▸ **Task to complete**
Within the entries below, every line containing "вещей" is to be copied.

[Web page and app entries]

Content starts

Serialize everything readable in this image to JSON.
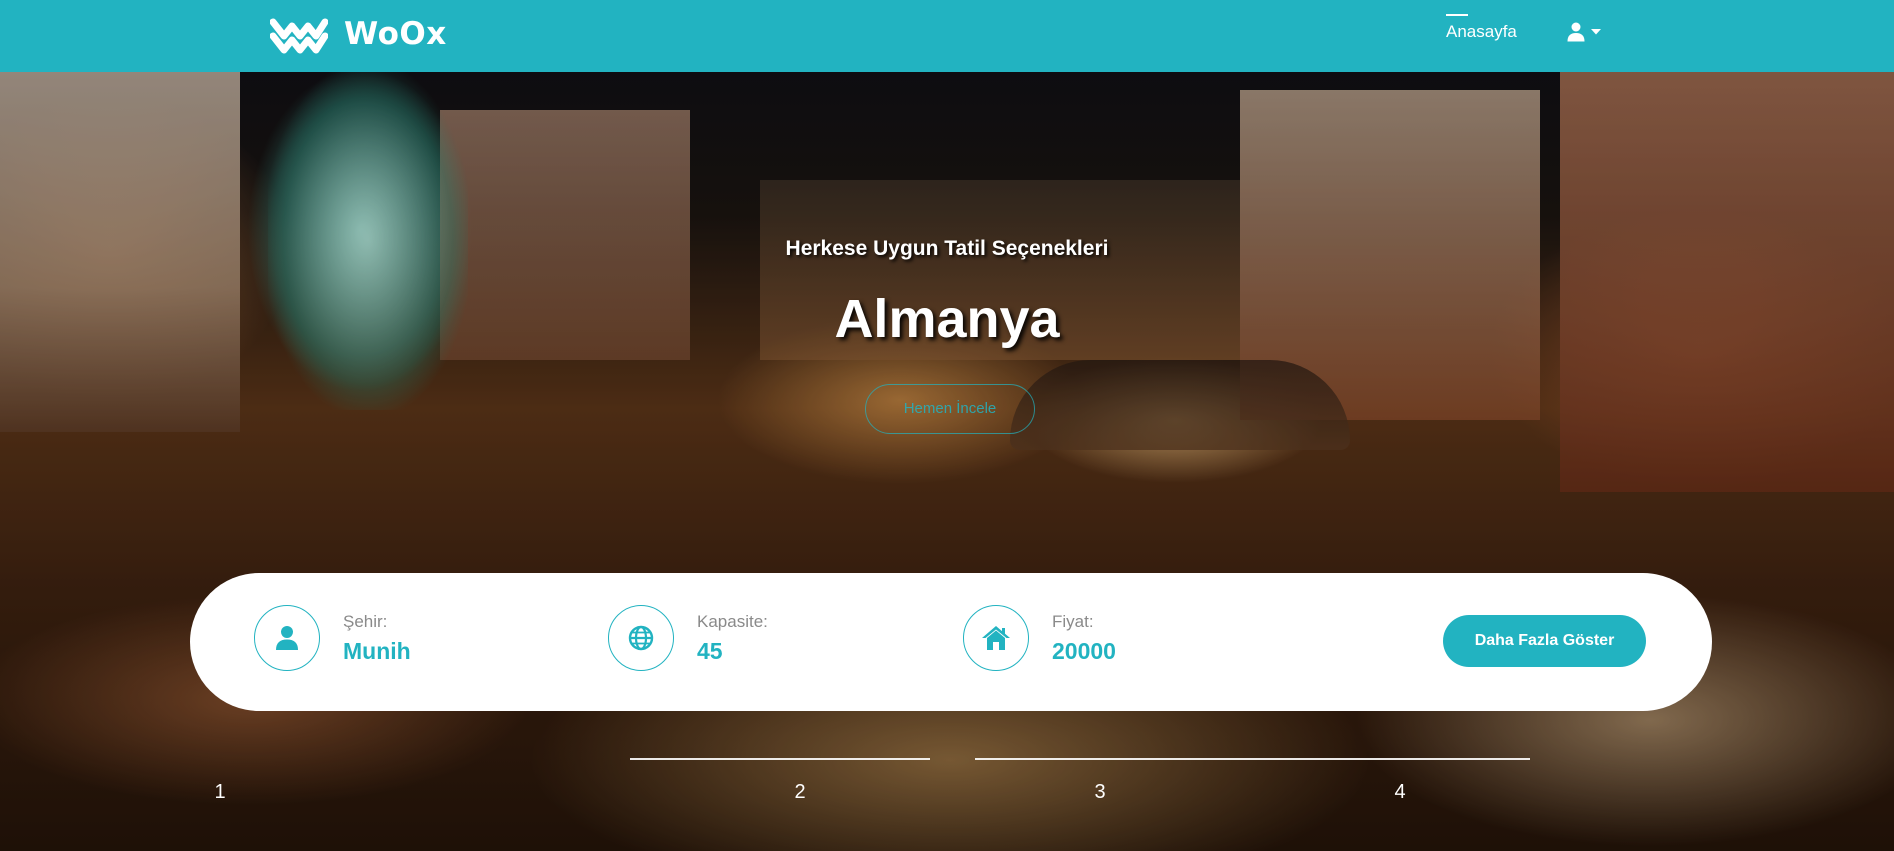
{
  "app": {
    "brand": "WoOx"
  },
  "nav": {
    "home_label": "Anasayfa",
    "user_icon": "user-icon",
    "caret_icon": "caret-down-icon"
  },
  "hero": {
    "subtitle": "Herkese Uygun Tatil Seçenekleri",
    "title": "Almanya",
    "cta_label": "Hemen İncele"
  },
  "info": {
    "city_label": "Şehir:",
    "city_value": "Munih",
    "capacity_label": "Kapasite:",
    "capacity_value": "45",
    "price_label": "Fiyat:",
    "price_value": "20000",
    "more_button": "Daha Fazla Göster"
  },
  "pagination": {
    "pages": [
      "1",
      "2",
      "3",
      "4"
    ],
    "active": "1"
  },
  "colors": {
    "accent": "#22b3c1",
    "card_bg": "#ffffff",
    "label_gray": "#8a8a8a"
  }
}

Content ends
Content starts

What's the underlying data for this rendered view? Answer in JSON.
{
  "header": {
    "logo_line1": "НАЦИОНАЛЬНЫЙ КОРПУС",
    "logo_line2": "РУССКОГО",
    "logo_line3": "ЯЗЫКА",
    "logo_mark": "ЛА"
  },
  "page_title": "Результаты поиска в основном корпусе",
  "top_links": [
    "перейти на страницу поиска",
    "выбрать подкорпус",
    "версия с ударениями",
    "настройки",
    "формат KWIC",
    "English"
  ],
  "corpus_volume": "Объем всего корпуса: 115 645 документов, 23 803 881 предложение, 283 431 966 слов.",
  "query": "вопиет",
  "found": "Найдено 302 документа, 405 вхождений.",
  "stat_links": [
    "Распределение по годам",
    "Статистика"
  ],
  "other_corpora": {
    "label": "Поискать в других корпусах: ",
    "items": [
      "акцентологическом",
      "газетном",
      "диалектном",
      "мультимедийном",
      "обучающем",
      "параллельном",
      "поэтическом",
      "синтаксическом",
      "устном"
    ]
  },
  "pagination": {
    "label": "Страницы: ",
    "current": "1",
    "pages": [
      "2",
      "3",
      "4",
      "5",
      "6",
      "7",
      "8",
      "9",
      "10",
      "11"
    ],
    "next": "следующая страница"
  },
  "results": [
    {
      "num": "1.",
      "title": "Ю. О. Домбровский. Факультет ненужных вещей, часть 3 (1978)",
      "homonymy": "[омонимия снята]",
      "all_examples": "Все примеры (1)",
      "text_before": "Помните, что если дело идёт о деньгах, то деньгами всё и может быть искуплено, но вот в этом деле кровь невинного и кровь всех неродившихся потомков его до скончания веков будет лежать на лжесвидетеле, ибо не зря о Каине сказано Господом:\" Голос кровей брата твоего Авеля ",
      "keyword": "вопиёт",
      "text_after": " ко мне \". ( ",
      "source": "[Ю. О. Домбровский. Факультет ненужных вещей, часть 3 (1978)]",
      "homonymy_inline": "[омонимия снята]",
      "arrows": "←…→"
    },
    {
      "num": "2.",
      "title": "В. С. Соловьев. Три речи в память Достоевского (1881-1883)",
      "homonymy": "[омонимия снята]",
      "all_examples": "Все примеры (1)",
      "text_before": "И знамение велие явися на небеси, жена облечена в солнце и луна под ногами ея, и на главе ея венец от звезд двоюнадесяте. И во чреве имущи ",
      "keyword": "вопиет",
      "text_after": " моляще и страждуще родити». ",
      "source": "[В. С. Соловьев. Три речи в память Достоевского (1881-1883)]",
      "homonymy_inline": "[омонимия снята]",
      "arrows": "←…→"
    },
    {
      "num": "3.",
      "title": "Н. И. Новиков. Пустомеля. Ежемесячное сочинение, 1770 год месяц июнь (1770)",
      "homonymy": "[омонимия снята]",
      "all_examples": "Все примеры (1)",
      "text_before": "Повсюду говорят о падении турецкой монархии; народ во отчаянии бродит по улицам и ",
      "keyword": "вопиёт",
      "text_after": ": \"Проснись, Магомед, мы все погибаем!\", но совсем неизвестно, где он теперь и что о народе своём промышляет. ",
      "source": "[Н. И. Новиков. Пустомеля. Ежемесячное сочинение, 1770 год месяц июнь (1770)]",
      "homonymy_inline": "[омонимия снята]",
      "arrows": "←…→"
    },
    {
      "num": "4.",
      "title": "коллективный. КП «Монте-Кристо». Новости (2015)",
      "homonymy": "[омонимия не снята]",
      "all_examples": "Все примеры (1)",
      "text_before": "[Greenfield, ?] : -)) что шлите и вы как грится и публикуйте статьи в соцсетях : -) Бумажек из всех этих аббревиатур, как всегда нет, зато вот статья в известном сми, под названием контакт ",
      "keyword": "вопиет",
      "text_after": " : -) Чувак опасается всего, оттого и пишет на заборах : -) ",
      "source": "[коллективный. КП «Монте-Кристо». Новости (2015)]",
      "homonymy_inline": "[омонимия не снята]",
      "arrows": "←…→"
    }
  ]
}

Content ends
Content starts

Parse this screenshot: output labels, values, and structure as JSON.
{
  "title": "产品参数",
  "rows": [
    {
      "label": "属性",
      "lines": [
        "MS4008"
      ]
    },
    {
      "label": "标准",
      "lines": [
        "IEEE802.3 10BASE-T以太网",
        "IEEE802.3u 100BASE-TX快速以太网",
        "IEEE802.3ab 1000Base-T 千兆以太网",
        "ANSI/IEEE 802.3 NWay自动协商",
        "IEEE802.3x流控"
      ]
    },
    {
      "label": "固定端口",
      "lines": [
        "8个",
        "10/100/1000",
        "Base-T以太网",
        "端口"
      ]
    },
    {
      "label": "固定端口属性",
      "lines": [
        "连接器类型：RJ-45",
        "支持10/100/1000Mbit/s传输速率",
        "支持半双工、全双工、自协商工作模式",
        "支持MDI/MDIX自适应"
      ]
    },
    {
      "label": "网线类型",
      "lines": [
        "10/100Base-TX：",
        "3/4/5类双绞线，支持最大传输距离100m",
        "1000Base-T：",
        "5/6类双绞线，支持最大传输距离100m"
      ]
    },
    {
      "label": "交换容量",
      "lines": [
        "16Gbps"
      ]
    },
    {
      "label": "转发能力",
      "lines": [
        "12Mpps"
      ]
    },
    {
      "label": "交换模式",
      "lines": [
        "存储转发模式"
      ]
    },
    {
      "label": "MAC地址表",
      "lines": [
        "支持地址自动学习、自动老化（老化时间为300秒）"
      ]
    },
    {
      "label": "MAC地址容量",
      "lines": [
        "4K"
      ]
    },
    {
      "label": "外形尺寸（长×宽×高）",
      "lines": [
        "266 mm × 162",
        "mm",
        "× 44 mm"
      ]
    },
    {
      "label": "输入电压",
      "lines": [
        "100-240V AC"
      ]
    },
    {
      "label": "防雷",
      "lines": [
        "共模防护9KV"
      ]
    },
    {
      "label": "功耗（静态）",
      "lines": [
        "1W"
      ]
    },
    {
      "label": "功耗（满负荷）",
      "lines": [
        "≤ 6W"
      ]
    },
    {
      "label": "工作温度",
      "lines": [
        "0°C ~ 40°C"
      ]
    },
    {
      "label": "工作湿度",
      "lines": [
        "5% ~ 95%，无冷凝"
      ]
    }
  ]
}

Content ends

▸ **Written reply**
      "title": "Ю. О. Домбровский. Факультет ненужных вещей, часть 3 (1978)",
      "source": "[Ю. О. Домбровский. Факультет ненужных вещей, часть 3 (1978)]",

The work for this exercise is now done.